No progress under National

The Salvation Army has released its sixth annual State of the Nation report on social issues [PDF], and found that New Zealand is increasingly leaving behind those at the bottom of the heap. while there are some positive signs around crime rates, there has been little or no progress on child poverty, unemployment, and housing affordability:

The report found child poverty rates were static over the last year and violent offences towards children increased by 84 per cent in the five years to July 2012.

It also showed a widening gap between achievement rates of students in low-decile schools and those in richer areas.

Between 2010 and 2011 the achievement gap between the poorest three deciles and wealthiest three deciles increased to 31.6 per cent, despite a fall in the achievement rate at the top decile schools.

Inequality was also growing between workers, with those in well- paid work and secure housing getting a pay increase while the picture for those in low-paying jobs was "less attractive".

The housing market was increasingly about the "haves" and "have nots", the Salvation Army said.

"Government's response to these difficulties has been token at best."

This isn't good enough. These are serious social problems which cause untold misery, and we need a government committed to solving them. Instead National seems to be ignoring them in the hope that they'll just go away, while they focus on handing out money to their rich mates. Its clear where their priorities lie, and its not with poor kids or New Zealand's future.

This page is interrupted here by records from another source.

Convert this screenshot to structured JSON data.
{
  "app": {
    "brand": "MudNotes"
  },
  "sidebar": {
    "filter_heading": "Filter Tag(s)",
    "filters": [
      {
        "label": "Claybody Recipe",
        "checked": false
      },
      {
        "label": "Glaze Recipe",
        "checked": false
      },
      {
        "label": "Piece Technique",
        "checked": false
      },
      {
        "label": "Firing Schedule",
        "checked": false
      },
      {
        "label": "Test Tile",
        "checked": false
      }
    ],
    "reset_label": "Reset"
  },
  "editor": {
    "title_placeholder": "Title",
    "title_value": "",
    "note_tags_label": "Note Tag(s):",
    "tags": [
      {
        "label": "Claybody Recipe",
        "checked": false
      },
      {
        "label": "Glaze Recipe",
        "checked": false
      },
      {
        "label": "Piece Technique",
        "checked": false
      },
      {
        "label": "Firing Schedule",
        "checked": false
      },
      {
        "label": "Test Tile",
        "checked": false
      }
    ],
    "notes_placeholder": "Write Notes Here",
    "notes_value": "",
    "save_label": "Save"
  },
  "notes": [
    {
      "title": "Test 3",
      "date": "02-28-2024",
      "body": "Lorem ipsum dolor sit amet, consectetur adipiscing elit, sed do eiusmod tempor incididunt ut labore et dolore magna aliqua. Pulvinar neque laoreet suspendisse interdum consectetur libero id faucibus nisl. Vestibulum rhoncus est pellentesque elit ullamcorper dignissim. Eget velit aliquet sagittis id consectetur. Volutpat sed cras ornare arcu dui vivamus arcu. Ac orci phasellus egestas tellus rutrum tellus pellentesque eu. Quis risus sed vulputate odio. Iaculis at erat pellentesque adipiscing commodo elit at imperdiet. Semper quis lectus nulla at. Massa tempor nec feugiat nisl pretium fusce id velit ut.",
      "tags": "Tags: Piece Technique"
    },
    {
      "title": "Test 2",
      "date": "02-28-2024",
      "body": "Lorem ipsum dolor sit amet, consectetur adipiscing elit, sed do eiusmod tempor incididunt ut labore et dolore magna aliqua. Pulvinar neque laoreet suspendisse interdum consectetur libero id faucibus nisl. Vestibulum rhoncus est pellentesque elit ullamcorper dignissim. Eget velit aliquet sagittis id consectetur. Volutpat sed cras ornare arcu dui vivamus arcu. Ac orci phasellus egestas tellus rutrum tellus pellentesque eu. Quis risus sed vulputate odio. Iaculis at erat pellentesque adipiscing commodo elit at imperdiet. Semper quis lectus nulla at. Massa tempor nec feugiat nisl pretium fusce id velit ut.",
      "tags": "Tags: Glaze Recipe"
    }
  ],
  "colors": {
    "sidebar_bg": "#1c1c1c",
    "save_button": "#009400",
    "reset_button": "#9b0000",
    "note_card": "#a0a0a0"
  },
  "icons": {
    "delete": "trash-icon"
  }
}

Meanwhile, its also worth noting that once upon a time it was the government which reported on social statistics, via The Social Report. But that started to show bad news, so National shitcanned it. Which means that now the job is left to charities, and the government can ignore the results by labelling them "politically partisan" (i.e. about the poor). Its revolting, cynical politics which helps blind our national conversation on some of our most important challenges. But its so very, very National, isn't it?